Format

Send to

Choose Destination
See comment in PubMed Commons below
Int J Neuropsychopharmacol. 2013 Mar;16(2):377-91. doi: 10.1017/S1461145712000144. Epub 2012 Mar 6.

Neonatal +-methamphetamine exposure in rats alters adult locomotor responses to dopamine D1 and D2 agonists and to a glutamate NMDA receptor antagonist, but not to serotonin agonists.

Author information

1
Division of Neurology, Cincinnati Children's Research Foundation, Cincinnati, OH 45229-3039, USA.

Abstract

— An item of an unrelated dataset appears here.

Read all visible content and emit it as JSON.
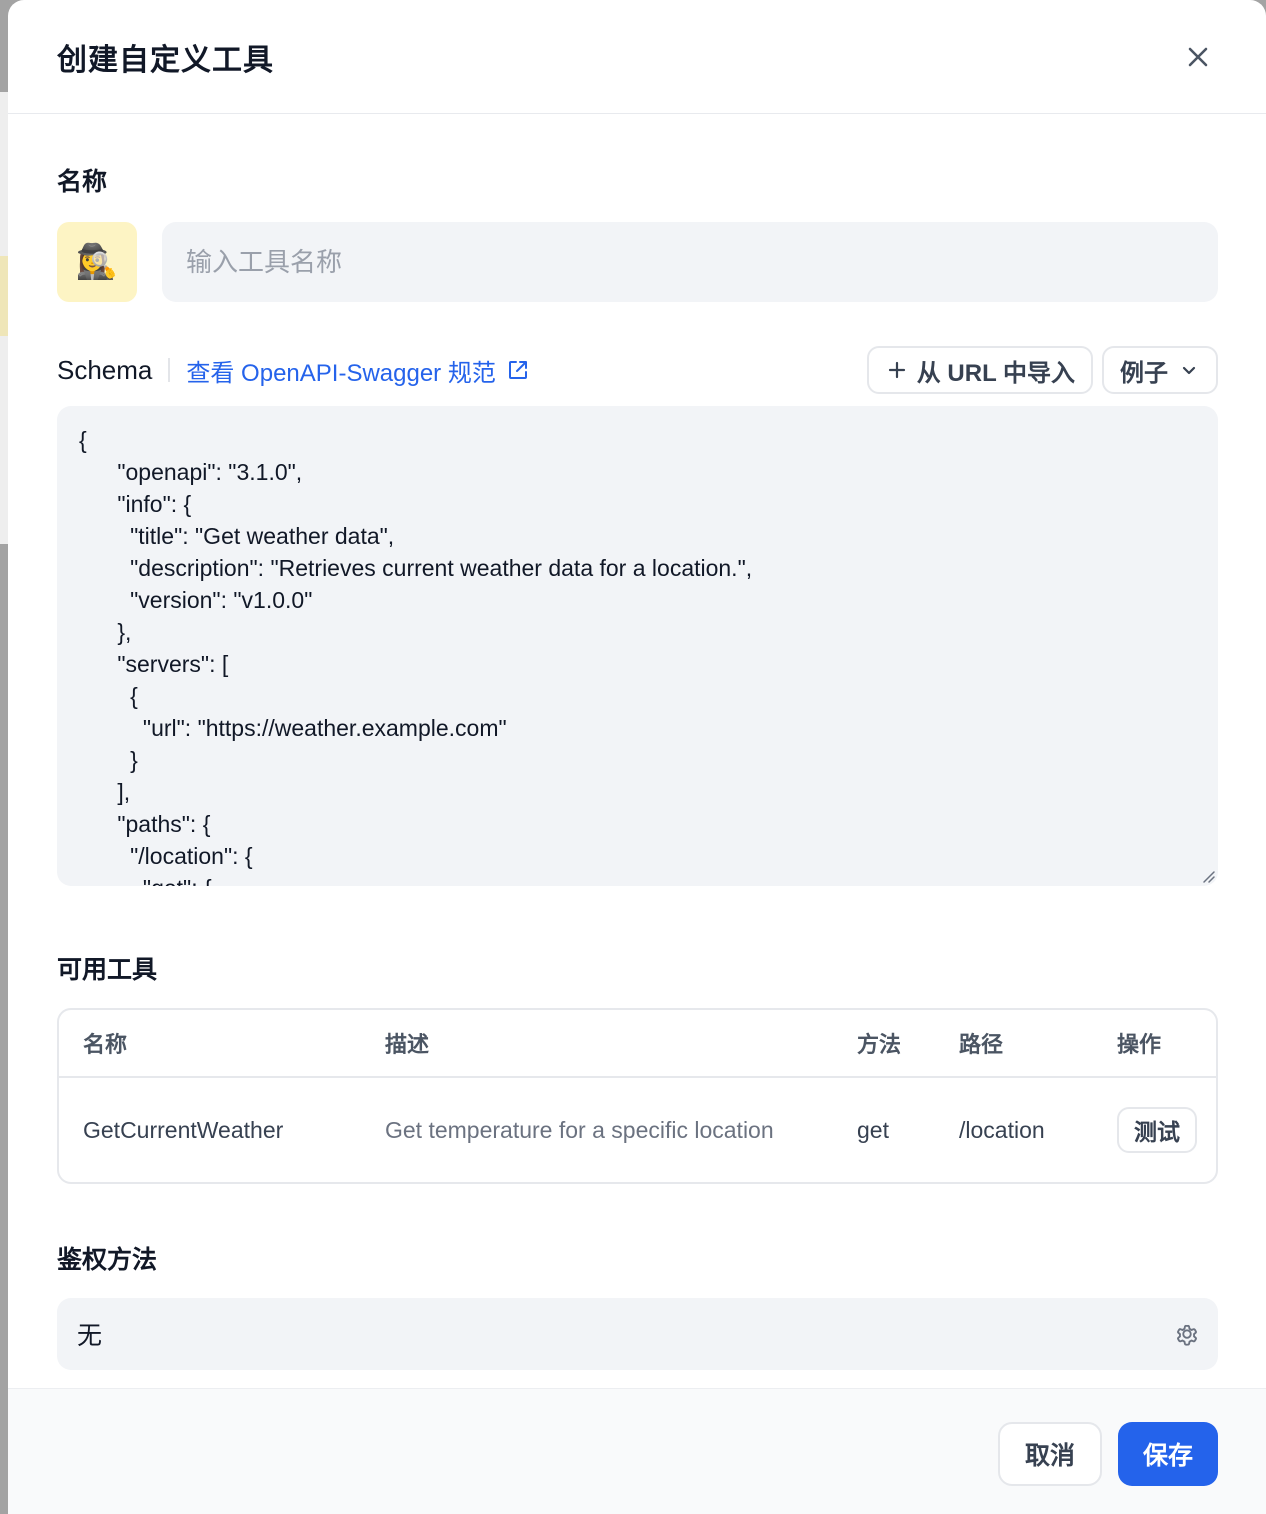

Neonatal exposure to (+)-methamphetamine (Meth) results in long-term behavioural abnormalities but its developmental mechanisms are unknown. In a series of experiments, rats were treated from post-natal days (PD) 11-20 (stage that approximates human development from the second to third trimester) with Meth or saline and assessed using locomotor activity as the readout following pharmacological challenge doses with dopamine, serotonin and glutamate agonists or antagonists during adulthood. Exposure to Meth early in life resulted in an exaggerated adult locomotor hyperactivity response to the dopamine D1 agonist SKF-82958 at multiple doses, a high dose only under-response activating effect of the D2 agonist quinpirole, and an exaggerated under-response to the activating effect of the N-methyl-d-aspartic acid (NMDA) receptor antagonist, MK-801. No change in locomotor response was seen following challenge with the 5-HT releaser p-chloroamphetamine or the 5-HT2/3 receptor agonist, quipazine. These are the first data to show that PD 11-20 Meth exposure induces long-lasting alterations to dopamine D1, D2 and glutamate NMDA receptor function and may suggest how developmental Meth exposure leads to many of its long-term adverse effects.

PMID:
22391043
PMCID:
PMC4594858
DOI:
10.1017/S1461145712000144
[Indexed for MEDLINE]
Free PMC Article
PubMed Commons home

PubMed Commons

0 comments
How to join PubMed Commons

    Supplemental Content

    Full text links

    Icon for Silverchair Information Systems Icon for PubMed Central
    Loading ...
    Support Center